** The data follows **

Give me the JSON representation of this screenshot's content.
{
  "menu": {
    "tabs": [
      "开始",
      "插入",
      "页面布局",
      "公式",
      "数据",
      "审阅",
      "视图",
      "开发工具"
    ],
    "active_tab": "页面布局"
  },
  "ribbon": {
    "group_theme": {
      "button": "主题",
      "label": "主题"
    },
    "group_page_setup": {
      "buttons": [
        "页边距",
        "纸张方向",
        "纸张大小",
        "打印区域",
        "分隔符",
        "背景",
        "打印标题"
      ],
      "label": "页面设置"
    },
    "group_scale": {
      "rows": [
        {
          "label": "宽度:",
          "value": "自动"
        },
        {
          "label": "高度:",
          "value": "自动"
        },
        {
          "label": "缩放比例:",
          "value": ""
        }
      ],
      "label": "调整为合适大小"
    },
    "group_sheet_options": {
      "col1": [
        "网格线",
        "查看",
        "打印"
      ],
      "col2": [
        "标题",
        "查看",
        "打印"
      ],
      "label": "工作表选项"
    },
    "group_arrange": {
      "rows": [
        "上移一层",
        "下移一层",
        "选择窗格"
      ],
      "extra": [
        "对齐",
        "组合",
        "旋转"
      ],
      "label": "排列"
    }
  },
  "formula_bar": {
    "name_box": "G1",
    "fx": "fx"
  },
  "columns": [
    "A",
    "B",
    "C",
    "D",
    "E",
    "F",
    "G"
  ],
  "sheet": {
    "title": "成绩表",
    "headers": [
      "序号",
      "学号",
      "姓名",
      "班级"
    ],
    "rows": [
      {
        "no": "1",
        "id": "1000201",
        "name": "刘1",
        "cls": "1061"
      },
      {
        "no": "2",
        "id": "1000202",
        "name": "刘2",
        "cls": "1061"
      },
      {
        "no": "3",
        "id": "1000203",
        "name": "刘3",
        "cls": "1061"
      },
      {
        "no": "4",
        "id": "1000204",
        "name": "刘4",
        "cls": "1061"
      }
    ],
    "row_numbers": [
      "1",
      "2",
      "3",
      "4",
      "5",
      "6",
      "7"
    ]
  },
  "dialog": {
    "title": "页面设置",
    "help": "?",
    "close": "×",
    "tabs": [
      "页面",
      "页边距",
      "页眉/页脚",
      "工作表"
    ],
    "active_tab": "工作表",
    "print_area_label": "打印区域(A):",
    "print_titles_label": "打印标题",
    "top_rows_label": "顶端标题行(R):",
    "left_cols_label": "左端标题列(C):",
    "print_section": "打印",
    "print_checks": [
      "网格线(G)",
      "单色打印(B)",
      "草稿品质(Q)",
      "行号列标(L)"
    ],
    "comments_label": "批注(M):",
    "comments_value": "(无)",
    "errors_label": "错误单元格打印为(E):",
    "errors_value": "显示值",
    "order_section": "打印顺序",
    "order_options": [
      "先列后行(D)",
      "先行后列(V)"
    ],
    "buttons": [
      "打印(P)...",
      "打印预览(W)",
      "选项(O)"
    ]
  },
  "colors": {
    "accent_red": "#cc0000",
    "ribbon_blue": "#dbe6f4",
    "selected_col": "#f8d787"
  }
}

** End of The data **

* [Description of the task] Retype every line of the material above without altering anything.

* [Reply to the exercise]
Give me the JSON representation of this screenshot's content.
{
  "menu": {
    "tabs": [
      "开始",
      "插入",
      "页面布局",
      "公式",
      "数据",
      "审阅",
      "视图",
      "开发工具"
    ],
    "active_tab": "页面布局"
  },
  "ribbon": {
    "group_theme": {
      "button": "主题",
      "label": "主题"
    },
    "group_page_setup": {
      "buttons": [
        "页边距",
        "纸张方向",
        "纸张大小",
        "打印区域",
        "分隔符",
        "背景",
        "打印标题"
      ],
      "label": "页面设置"
    },
    "group_scale": {
      "rows": [
        {
          "label": "宽度:",
          "value": "自动"
        },
        {
          "label": "高度:",
          "value": "自动"
        },
        {
          "label": "缩放比例:",
          "value": ""
        }
      ],
      "label": "调整为合适大小"
    },
    "group_sheet_options": {
      "col1": [
        "网格线",
        "查看",
        "打印"
      ],
      "col2": [
        "标题",
        "查看",
        "打印"
      ],
      "label": "工作表选项"
    },
    "group_arrange": {
      "rows": [
        "上移一层",
        "下移一层",
        "选择窗格"
      ],
      "extra": [
        "对齐",
        "组合",
        "旋转"
      ],
      "label": "排列"
    }
  },
  "formula_bar": {
    "name_box": "G1",
    "fx": "fx"
  },
  "columns": [
    "A",
    "B",
    "C",
    "D",
    "E",
    "F",
    "G"
  ],
  "sheet": {
    "title": "成绩表",
    "headers": [
      "序号",
      "学号",
      "姓名",
      "班级"
    ],
    "rows": [
      {
        "no": "1",
        "id": "1000201",
        "name": "刘1",
        "cls": "1061"
      },
      {
        "no": "2",
        "id": "1000202",
        "name": "刘2",
        "cls": "1061"
      },
      {
        "no": "3",
        "id": "1000203",
        "name": "刘3",
        "cls": "1061"
      },
      {
        "no": "4",
        "id": "1000204",
        "name": "刘4",
        "cls": "1061"
      }
    ],
    "row_numbers": [
      "1",
      "2",
      "3",
      "4",
      "5",
      "6",
      "7"
    ]
  },
  "dialog": {
    "title": "页面设置",
    "help": "?",
    "close": "×",
    "tabs": [
      "页面",
      "页边距",
      "页眉/页脚",
      "工作表"
    ],
    "active_tab": "工作表",
    "print_area_label": "打印区域(A):",
    "print_titles_label": "打印标题",
    "top_rows_label": "顶端标题行(R):",
    "left_cols_label": "左端标题列(C):",
    "print_section": "打印",
    "print_checks": [
      "网格线(G)",
      "单色打印(B)",
      "草稿品质(Q)",
      "行号列标(L)"
    ],
    "comments_label": "批注(M):",
    "comments_value": "(无)",
    "errors_label": "错误单元格打印为(E):",
    "errors_value": "显示值",
    "order_section": "打印顺序",
    "order_options": [
      "先列后行(D)",
      "先行后列(V)"
    ],
    "buttons": [
      "打印(P)...",
      "打印预览(W)",
      "选项(O)"
    ]
  },
  "colors": {
    "accent_red": "#cc0000",
    "ribbon_blue": "#dbe6f4",
    "selected_col": "#f8d787"
  }
}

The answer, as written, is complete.